*** Opening of Data for processing ***

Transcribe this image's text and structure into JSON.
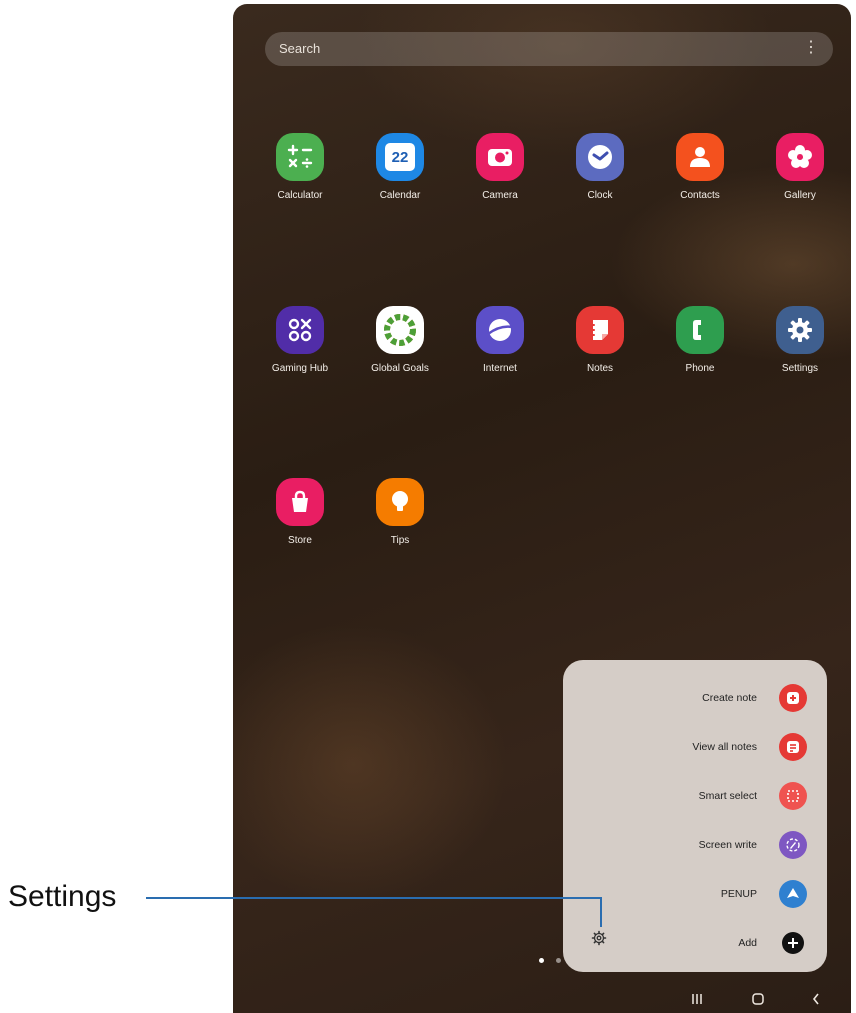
{
  "search": {
    "placeholder": "Search"
  },
  "apps": [
    {
      "label": "Calculator",
      "icon": "calculator-icon",
      "color": "#4caf50"
    },
    {
      "label": "Calendar",
      "icon": "calendar-icon",
      "color": "#1e88e5",
      "day": "22"
    },
    {
      "label": "Camera",
      "icon": "camera-icon",
      "color": "#e91e63"
    },
    {
      "label": "Clock",
      "icon": "clock-icon",
      "color": "#5c6bc0"
    },
    {
      "label": "Contacts",
      "icon": "contacts-icon",
      "color": "#f4511e"
    },
    {
      "label": "Gallery",
      "icon": "gallery-icon",
      "color": "#e91e63"
    },
    {
      "label": "Gaming Hub",
      "icon": "gaming-hub-icon",
      "color": "#512da8"
    },
    {
      "label": "Global Goals",
      "icon": "global-goals-icon",
      "color": "#ffffff"
    },
    {
      "label": "Internet",
      "icon": "internet-icon",
      "color": "#5c4fc8"
    },
    {
      "label": "Notes",
      "icon": "notes-icon",
      "color": "#e53935"
    },
    {
      "label": "Phone",
      "icon": "phone-icon",
      "color": "#2e9e4f"
    },
    {
      "label": "Settings",
      "icon": "settings-icon",
      "color": "#3f5f8f"
    },
    {
      "label": "Store",
      "icon": "store-icon",
      "color": "#e91e63"
    },
    {
      "label": "Tips",
      "icon": "tips-icon",
      "color": "#f57c00"
    }
  ],
  "air_command": {
    "items": [
      {
        "label": "Create note",
        "icon": "create-note-icon",
        "color": "#e53935"
      },
      {
        "label": "View all notes",
        "icon": "view-all-notes-icon",
        "color": "#e53935"
      },
      {
        "label": "Smart select",
        "icon": "smart-select-icon",
        "color": "#ef5350"
      },
      {
        "label": "Screen write",
        "icon": "screen-write-icon",
        "color": "#7e57c2"
      },
      {
        "label": "PENUP",
        "icon": "penup-icon",
        "color": "#2f80d0"
      },
      {
        "label": "Add",
        "icon": "add-icon",
        "color": "#111111"
      }
    ],
    "settings_icon": "gear-icon"
  },
  "callout": {
    "label": "Settings"
  },
  "nav": {
    "recents": "recents-icon",
    "home": "home-icon",
    "back": "back-icon"
  }
}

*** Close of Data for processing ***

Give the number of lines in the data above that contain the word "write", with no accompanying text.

2